■ **TASK DIRECTIONS**: Below are some records. How many of their lines contain the string "sister"? Answer with the number alone.

■ **PROVIDED MATERIAL**:
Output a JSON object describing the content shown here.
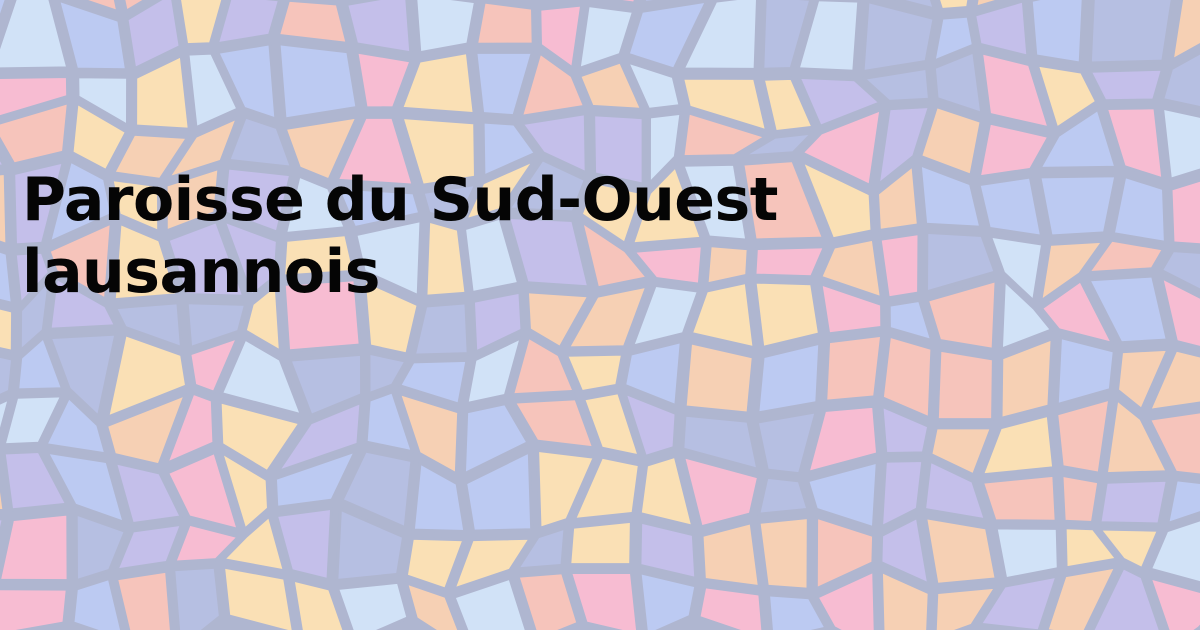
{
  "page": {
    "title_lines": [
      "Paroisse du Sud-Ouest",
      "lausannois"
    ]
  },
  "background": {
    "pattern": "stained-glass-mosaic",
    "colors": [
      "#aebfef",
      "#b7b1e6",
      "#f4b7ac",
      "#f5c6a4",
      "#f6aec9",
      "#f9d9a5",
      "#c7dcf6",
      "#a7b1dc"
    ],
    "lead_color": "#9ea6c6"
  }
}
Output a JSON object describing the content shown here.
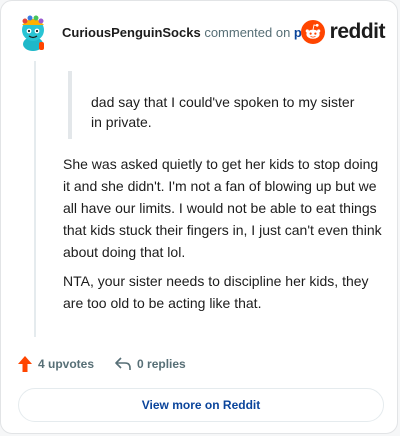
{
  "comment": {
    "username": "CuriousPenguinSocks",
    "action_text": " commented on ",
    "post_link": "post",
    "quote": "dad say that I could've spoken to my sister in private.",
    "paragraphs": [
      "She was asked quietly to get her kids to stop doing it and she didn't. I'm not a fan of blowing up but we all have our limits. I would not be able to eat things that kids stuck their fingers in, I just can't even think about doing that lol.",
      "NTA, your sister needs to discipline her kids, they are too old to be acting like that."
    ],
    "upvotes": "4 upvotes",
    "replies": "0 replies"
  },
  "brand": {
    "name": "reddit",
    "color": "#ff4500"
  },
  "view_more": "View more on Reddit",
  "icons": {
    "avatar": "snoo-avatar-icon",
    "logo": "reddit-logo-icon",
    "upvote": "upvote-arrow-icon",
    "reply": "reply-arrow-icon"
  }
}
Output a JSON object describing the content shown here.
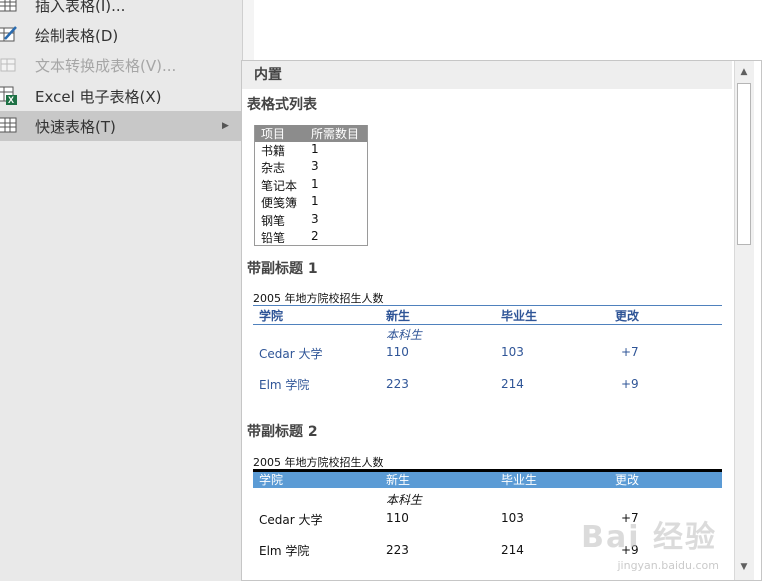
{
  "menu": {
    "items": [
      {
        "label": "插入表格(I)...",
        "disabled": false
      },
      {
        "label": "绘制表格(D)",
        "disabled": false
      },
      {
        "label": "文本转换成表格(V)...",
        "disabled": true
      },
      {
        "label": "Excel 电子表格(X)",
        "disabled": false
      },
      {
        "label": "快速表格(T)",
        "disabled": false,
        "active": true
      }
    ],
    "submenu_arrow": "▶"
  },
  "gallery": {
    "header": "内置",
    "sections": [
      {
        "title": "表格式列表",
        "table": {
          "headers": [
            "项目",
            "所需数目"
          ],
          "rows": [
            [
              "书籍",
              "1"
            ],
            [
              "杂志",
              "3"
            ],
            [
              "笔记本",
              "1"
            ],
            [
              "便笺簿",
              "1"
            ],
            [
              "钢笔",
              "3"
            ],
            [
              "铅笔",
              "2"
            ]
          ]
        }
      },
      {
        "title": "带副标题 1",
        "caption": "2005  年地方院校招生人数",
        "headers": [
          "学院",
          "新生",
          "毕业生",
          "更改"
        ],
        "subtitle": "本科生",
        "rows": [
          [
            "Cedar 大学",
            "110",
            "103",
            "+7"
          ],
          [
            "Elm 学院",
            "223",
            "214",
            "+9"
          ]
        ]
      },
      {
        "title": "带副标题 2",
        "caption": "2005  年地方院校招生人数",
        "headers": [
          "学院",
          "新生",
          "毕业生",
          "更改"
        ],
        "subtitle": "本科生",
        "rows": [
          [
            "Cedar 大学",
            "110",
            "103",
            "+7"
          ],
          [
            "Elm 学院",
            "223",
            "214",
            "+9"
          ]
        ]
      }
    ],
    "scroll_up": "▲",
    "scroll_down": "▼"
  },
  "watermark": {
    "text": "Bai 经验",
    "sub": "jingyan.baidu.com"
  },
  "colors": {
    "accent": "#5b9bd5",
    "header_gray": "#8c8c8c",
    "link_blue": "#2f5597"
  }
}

■ **FINISHED TASK**: 2